Great Hall, Springfield . Jack Rowell’s exhibition of photographs of The Hale Street Gang can be seen at the Great Hall in Springfield, Vermont through Oct. 10. Also exhibiting is Randolph designer and artist Phil Godenschwager.
Hood Museum of Art , Hanover. “The Art of Weapons: Selections from the African Collection,” is on view through December 20, and “In Residence: Contemporary Artists at Dartmouth,” on view through July 6.
Howe Library , Hanover. “One Word Project: Portraits from Two Communities,” an exhibition of photographs by Hanover High School student Mason McNulty is up in the Ledyard Gallery through June 25.
Long River Studio , Lyme. The landscape paintings of Jean Gerber are on view through mid-July. The gallery is also featuring new works by Elizabeth Mayor of Hanover, Gillian Tyler of Fairlee, and Matthew Brown and Barbara Newton, both of Lyme.
Orford Social Library . A group show of works by area artists is up through June 26. The artists featured are: Aimée Larson, Barbara Bellows, Kelly Carney, Cara Dyke, Janet Farley, Mary Gerakaris, Marjorie Green, Althea Goundrey, Paul Goundrey, Erin Levy, Nancy Maynard, John Miller, Don Weisburger and Robin Weisburger.
Saint-Gaudens National Historic Site , Cornish. “Ceremonial Concealment,” a show by Elaine Bradford is in the Picture Gallery through July 6.
Scavenger Gallery , White River Junction. A rtist Judith Vivell shows “Never seen again, an Homage.”
Two Rivers Printmaking Studio , White River Junction. Prints by artist Isabelle O’Connor are on view through June.
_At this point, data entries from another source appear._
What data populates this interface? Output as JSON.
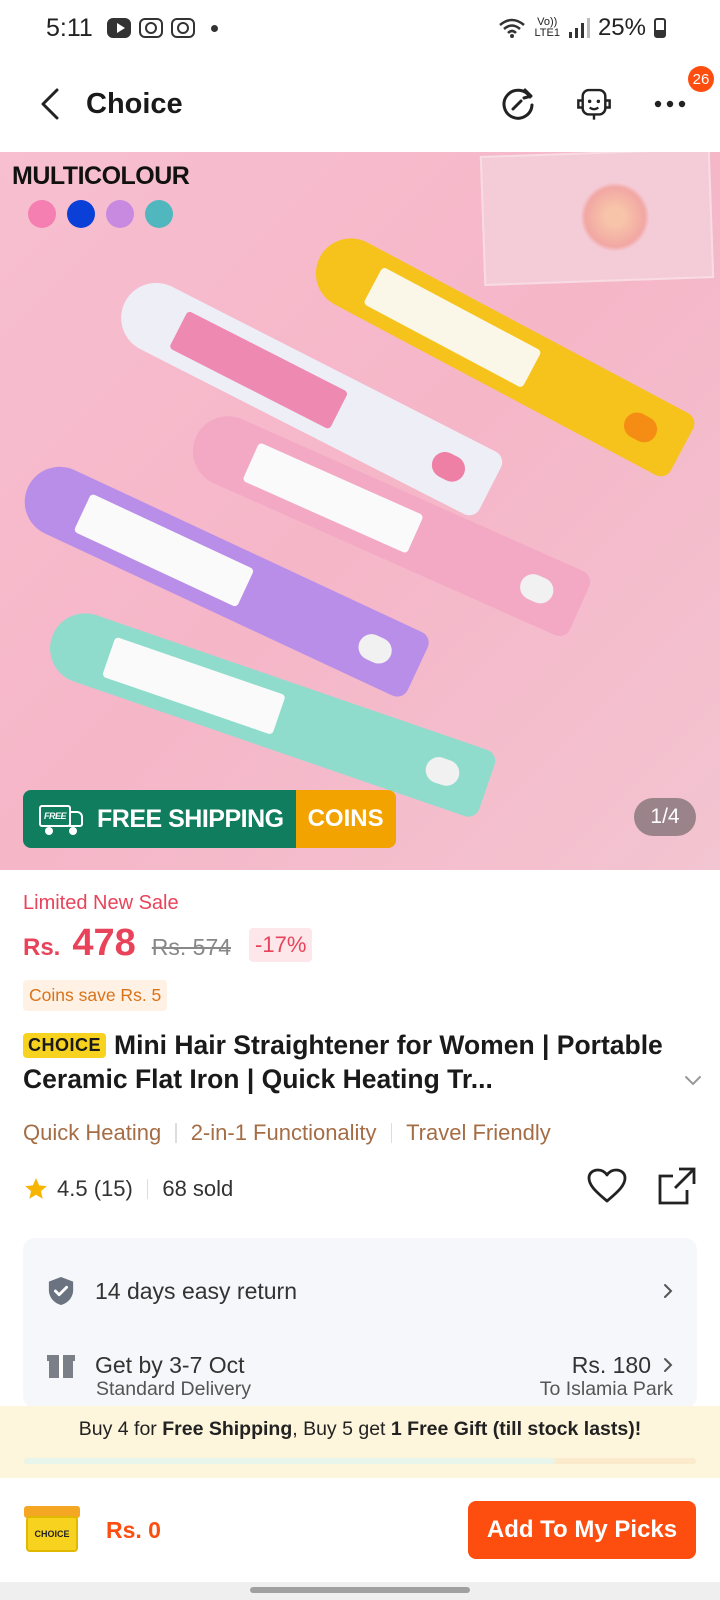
{
  "status_bar": {
    "time": "5:11",
    "net_top": "Vo))",
    "net_bottom": "LTE1",
    "battery": "25%"
  },
  "nav": {
    "title": "Choice",
    "cart_badge": "26"
  },
  "hero": {
    "variant_label": "MULTICOLOUR",
    "swatch_colors": [
      "#f47fb0",
      "#0a3fd8",
      "#c78ae0",
      "#4fb7bd"
    ],
    "free_badge": "FREE",
    "shipping_label": "FREE SHIPPING",
    "coins_label": "COINS",
    "pager": "1/4"
  },
  "product": {
    "sale_label": "Limited New Sale",
    "currency": "Rs.",
    "price": "478",
    "old_price": "Rs. 574",
    "discount": "-17%",
    "coins_save": "Coins save Rs. 5",
    "choice_badge": "CHOICE",
    "title": "Mini Hair Straightener for Women | Portable Ceramic Flat Iron | Quick Heating Tr...",
    "features": [
      "Quick Heating",
      "2-in-1 Functionality",
      "Travel Friendly"
    ],
    "rating": "4.5 (15)",
    "sold": "68 sold"
  },
  "service": {
    "return_text": "14 days easy return",
    "delivery_text": "Get by 3-7 Oct",
    "delivery_price": "Rs. 180",
    "delivery_type": "Standard Delivery",
    "delivery_to": "To Islamia Park"
  },
  "promo": {
    "part1": "Buy 4 for ",
    "part1_bold": "Free Shipping",
    "part2": ", Buy 5 get ",
    "part2_bold": "1 Free Gift (till stock lasts)!",
    "progress": 0.79
  },
  "bottom": {
    "cart_label": "CHOICE",
    "cart_total": "Rs. 0",
    "add_button": "Add To My Picks"
  },
  "colors": {
    "accent": "#fd4e10",
    "price": "#e8435a",
    "shipping_green": "#0f7d5e",
    "coins_orange": "#f2a300"
  }
}
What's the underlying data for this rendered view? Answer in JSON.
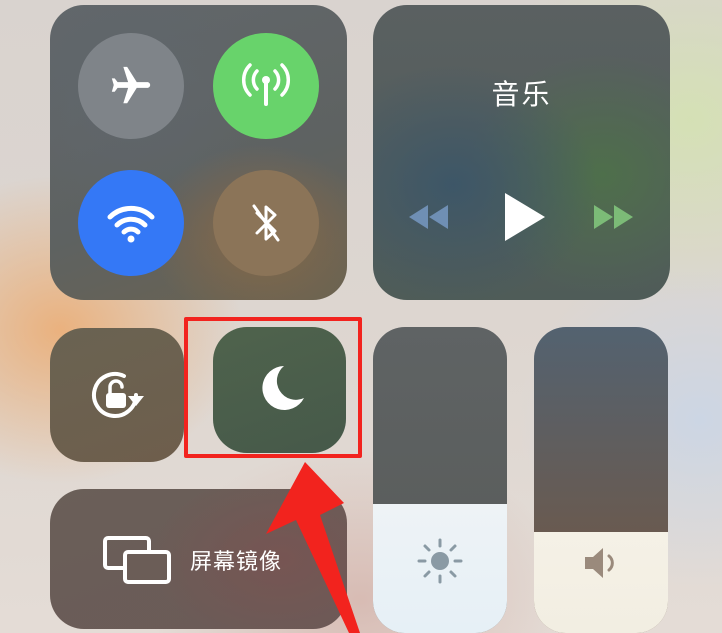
{
  "music": {
    "title": "音乐"
  },
  "screen_mirroring": {
    "label": "屏幕镜像"
  },
  "brightness": {
    "level": 0.42
  },
  "volume": {
    "level": 0.33
  },
  "icons": {
    "airplane": "airplane-icon",
    "cellular": "cellular-antenna-icon",
    "wifi": "wifi-icon",
    "bluetooth": "bluetooth-off-icon",
    "rewind": "rewind-icon",
    "play": "play-icon",
    "forward": "fast-forward-icon",
    "rotation_lock": "rotation-lock-icon",
    "do_not_disturb": "moon-icon",
    "screen_mirroring": "screen-mirroring-icon",
    "brightness": "sun-icon",
    "volume": "speaker-icon"
  },
  "colors": {
    "cellular_active": "#68d36b",
    "wifi_active": "#3478f6",
    "highlight": "#f2231e"
  }
}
Tunbridge Library , ArtSpace at the library features the works of Abel Fillion and Lyal Michel through July 25.
Nicola Smith can be reached at firstname.lastname@example.org.